Allen in $2.8-Billion Deal to Buy Marcus Cable Stake
Billionaire investor and Microsoft co-founder Paul G. Allen has agreed to acquire all of the limited partnership interests in Dallas-based Marcus Cable, the nation’s 10th-largest cable operator, in a $2.8-billion transaction. It would be Allen’s largest single investment ever.
Company founder Jeffrey Marcus would remain general partner and chairman, though Allen will own the majority of the company. About a dozen top Marcus managers would be cashing out in the deal, as would Goldman Sachs, Hicks, Muse, Tate & Furst, Freeman Spogli and several other investment concerns.

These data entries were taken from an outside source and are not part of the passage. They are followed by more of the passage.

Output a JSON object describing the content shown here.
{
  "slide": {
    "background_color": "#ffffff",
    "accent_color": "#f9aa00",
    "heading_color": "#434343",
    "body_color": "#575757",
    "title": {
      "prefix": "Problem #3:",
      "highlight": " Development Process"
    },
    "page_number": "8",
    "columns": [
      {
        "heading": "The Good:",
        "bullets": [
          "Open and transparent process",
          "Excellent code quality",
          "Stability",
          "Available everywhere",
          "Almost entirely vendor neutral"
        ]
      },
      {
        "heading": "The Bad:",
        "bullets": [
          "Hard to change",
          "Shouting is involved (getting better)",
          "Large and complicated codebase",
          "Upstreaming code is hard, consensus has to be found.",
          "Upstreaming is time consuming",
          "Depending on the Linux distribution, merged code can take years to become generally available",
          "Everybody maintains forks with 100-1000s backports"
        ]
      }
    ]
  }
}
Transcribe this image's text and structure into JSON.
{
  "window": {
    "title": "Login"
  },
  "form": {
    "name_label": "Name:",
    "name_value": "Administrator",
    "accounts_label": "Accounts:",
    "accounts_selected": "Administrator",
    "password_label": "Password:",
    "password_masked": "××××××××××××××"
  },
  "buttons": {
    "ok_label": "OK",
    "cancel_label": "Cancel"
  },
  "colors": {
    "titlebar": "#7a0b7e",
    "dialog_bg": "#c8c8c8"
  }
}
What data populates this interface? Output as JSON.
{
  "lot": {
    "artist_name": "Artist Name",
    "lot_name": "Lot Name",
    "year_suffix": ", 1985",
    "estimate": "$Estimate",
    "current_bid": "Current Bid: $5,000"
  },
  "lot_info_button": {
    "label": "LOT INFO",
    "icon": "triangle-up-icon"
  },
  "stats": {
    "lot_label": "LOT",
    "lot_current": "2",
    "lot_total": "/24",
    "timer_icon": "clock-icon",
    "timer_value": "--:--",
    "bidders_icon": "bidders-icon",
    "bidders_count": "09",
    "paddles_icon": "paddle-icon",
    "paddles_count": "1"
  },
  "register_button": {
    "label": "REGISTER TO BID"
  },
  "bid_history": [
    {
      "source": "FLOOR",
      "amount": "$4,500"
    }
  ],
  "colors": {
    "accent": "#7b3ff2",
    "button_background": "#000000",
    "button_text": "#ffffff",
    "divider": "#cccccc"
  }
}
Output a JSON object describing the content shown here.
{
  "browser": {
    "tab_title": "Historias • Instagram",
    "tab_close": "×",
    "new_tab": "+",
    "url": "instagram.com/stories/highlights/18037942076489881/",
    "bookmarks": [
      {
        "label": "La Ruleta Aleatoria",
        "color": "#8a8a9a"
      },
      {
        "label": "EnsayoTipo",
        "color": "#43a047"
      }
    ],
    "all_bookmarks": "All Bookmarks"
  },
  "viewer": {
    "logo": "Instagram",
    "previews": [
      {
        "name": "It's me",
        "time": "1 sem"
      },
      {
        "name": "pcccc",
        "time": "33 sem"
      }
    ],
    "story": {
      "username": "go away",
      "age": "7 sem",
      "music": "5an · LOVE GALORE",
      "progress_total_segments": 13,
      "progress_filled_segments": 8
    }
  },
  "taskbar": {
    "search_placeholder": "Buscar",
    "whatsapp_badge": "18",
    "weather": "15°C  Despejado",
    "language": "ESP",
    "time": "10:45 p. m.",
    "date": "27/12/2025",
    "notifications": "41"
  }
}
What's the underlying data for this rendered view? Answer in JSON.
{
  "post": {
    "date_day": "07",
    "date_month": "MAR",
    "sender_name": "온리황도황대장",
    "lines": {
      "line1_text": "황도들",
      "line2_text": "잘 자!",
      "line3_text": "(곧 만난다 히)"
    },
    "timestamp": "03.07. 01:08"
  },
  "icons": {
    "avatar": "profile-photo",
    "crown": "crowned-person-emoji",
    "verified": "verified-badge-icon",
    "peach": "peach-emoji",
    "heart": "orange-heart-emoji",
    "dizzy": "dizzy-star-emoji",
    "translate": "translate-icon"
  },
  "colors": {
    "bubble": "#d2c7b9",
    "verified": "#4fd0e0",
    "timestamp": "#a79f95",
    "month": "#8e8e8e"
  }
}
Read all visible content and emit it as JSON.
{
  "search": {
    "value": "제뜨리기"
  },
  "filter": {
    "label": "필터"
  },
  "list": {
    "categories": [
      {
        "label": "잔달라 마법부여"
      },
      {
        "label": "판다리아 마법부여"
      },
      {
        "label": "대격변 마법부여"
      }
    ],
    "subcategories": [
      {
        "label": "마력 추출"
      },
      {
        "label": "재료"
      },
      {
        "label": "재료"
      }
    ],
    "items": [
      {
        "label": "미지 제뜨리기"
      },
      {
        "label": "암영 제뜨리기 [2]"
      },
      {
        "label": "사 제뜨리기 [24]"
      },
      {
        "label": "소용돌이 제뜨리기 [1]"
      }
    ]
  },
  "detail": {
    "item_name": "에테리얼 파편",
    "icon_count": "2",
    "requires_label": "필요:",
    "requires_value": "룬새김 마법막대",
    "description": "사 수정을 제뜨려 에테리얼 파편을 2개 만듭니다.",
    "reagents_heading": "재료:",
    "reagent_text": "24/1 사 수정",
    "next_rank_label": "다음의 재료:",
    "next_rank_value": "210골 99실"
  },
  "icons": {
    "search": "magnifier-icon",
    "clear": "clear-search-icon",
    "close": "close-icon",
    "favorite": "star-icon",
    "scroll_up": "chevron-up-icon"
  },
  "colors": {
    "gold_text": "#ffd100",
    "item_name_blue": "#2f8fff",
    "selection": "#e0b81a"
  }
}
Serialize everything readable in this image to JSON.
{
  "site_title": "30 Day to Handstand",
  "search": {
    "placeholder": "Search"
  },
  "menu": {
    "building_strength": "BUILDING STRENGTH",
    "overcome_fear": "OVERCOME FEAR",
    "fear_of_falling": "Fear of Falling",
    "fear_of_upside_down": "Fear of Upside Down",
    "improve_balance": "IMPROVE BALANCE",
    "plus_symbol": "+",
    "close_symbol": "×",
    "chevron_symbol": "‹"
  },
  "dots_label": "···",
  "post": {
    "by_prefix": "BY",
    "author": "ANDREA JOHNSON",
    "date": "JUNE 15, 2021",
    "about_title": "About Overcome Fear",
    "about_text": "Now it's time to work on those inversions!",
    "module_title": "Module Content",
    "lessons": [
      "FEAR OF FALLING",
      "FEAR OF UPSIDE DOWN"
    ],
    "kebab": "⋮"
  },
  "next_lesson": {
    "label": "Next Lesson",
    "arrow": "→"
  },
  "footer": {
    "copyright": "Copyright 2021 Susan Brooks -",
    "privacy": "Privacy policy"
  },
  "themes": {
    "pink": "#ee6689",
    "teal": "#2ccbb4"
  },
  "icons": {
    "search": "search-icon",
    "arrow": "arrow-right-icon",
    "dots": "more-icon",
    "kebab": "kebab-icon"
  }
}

The Marcus investment would be the latest for Allen’s portfolio of “wired world” investments, he said. These reflect his belief in a “connected future marked by the merger of high-bandwidth data channels, the power of the personal computer and the availability of compelling content,” Allen, 45, said in a statement. Allen’s other media and technology holdings include a $500-million (18.3%) stake in DreamWorks SKG and a 5.7% stake in Barry Diller-controlled USA Networks (formerly HSN Inc.). Those are in addition to his remaining stake in Microsoft--reported at 7.6% in the company’s latest proxy statement, issued last September.
Marcus has more than 100,000 subscribers in Los Angeles County, in the Glendale and Burbank areas. It acquired them from Sammons Communications in 1995, when it bought that company’s operations.
Marcus spokesman Joe Camicia said the company expects Allen’s involvement to accelerate its plans to offer new services such as high-speed Internet access. Marcus plans to introduce Internet access--now offered only in a pilot program in Forth Worth--to its Los Angeles-area customers by early next year.
Camicia called the deal a “tremendous endorsement for this company and this industry. . . . It shows that the cable industry in general is being recognized as a strong investment.” Since early this year, Marcus had been seeking, with the aid of Goldman Sachs, a deep-pocket “strategic partner.”
Despite increasing competition from satellite systems and telephone companies’ moving into cable service, traditional cable operators have maintained their huge lead in “subscription TV” delivery. Consolidation over the last few years has concentrated most of what had been a fragmented cable industry in the hands of a few major operators.
Entrepreneurial investors such as Allen, along with giant firms such as Microsoft, are banking that a “convergence” of computers and TV will provide a new market for entertainment and data delivered to the home. In recent months, a flurry of deals among cable operators, software companies and service/information providers has occurred.
Last year, Microsoft invested $1 billion in Comcast, the nation’s fourth-largest cable operator; Microsoft’s other forays in this area include its $100-million partnership with NBC to create MS/NBC, and its $425-million purchase of WebTV Networks. Two weeks ago, an agreement among cable giant Tele-Communications, BankAmerica and software maker Intuit was announced; BofA will develop banking services using Intuit software for TCI customers. The services will be introduced sometime next year.